WHAT TO WORK ON >>
Without the pictures, write out all the lines below exactly as they appear.

(Data records for software interfaces)
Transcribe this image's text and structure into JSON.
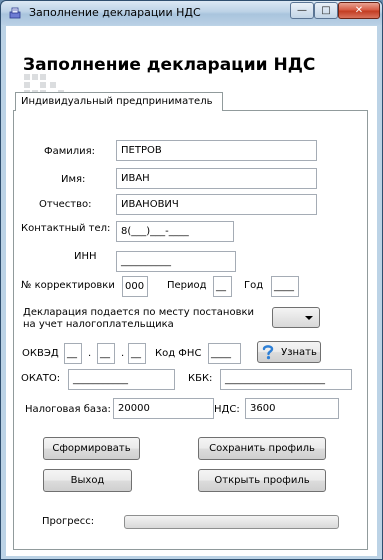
{
  "window": {
    "title": "Заполнение декларации НДС",
    "minimize_glyph": "—",
    "maximize_glyph": "□",
    "close_glyph": "✕"
  },
  "form": {
    "heading": "Заполнение декларации НДС",
    "tab_label": "Индивидуальный предприниматель",
    "fields": {
      "surname": {
        "label": "Фамилия:",
        "value": "ПЕТРОВ"
      },
      "name": {
        "label": "Имя:",
        "value": "ИВАН"
      },
      "patronymic": {
        "label": "Отчество:",
        "value": "ИВАНОВИЧ"
      },
      "phone": {
        "label": "Контактный тел:",
        "value": "8(___)___-____"
      },
      "inn": {
        "label": "ИНН",
        "value": "__________"
      },
      "correction_no": {
        "label": "№ корректировки",
        "value": "000"
      },
      "period": {
        "label": "Период",
        "value": "__"
      },
      "year": {
        "label": "Год",
        "value": "____"
      },
      "declaration_place": {
        "label_line1": "Декларация подается по месту постановки",
        "label_line2": "на учет налогоплательщика",
        "value": ""
      },
      "okved": {
        "label": "ОКВЭД",
        "part1": "__",
        "dot1": ".",
        "part2": "__",
        "dot2": ".",
        "part3": "__"
      },
      "fns_code": {
        "label": "Код ФНС",
        "value": "____"
      },
      "okato": {
        "label": "ОКАТО:",
        "value": "___________"
      },
      "kbk": {
        "label": "КБК:",
        "value": "____________________"
      },
      "tax_base": {
        "label": "Налоговая база:",
        "value": "20000"
      },
      "vat": {
        "label": "НДС:",
        "value": "3600"
      }
    },
    "buttons": {
      "find_out": "Узнать",
      "generate": "Сформировать",
      "save_profile": "Сохранить профиль",
      "exit": "Выход",
      "open_profile": "Открыть профиль"
    },
    "progress": {
      "label": "Прогресс:",
      "value": 0
    }
  },
  "icons": {
    "app": "app-icon",
    "help": "question-icon"
  },
  "colors": {
    "titlebar": "#bcd3e6",
    "close_button": "#c23a20",
    "help_icon": "#2d7fd6"
  }
}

ANSWER TO THIS PROBLEM >>
Transcribe this image's text and structure into JSON.
{
  "window": {
    "title": "Заполнение декларации НДС",
    "minimize_glyph": "—",
    "maximize_glyph": "□",
    "close_glyph": "✕"
  },
  "form": {
    "heading": "Заполнение декларации НДС",
    "tab_label": "Индивидуальный предприниматель",
    "fields": {
      "surname": {
        "label": "Фамилия:",
        "value": "ПЕТРОВ"
      },
      "name": {
        "label": "Имя:",
        "value": "ИВАН"
      },
      "patronymic": {
        "label": "Отчество:",
        "value": "ИВАНОВИЧ"
      },
      "phone": {
        "label": "Контактный тел:",
        "value": "8(___)___-____"
      },
      "inn": {
        "label": "ИНН",
        "value": "__________"
      },
      "correction_no": {
        "label": "№ корректировки",
        "value": "000"
      },
      "period": {
        "label": "Период",
        "value": "__"
      },
      "year": {
        "label": "Год",
        "value": "____"
      },
      "declaration_place": {
        "label_line1": "Декларация подается по месту постановки",
        "label_line2": "на учет налогоплательщика",
        "value": ""
      },
      "okved": {
        "label": "ОКВЭД",
        "part1": "__",
        "dot1": ".",
        "part2": "__",
        "dot2": ".",
        "part3": "__"
      },
      "fns_code": {
        "label": "Код ФНС",
        "value": "____"
      },
      "okato": {
        "label": "ОКАТО:",
        "value": "___________"
      },
      "kbk": {
        "label": "КБК:",
        "value": "____________________"
      },
      "tax_base": {
        "label": "Налоговая база:",
        "value": "20000"
      },
      "vat": {
        "label": "НДС:",
        "value": "3600"
      }
    },
    "buttons": {
      "find_out": "Узнать",
      "generate": "Сформировать",
      "save_profile": "Сохранить профиль",
      "exit": "Выход",
      "open_profile": "Открыть профиль"
    },
    "progress": {
      "label": "Прогресс:",
      "value": 0
    }
  },
  "icons": {
    "app": "app-icon",
    "help": "question-icon"
  },
  "colors": {
    "titlebar": "#bcd3e6",
    "close_button": "#c23a20",
    "help_icon": "#2d7fd6"
  }
}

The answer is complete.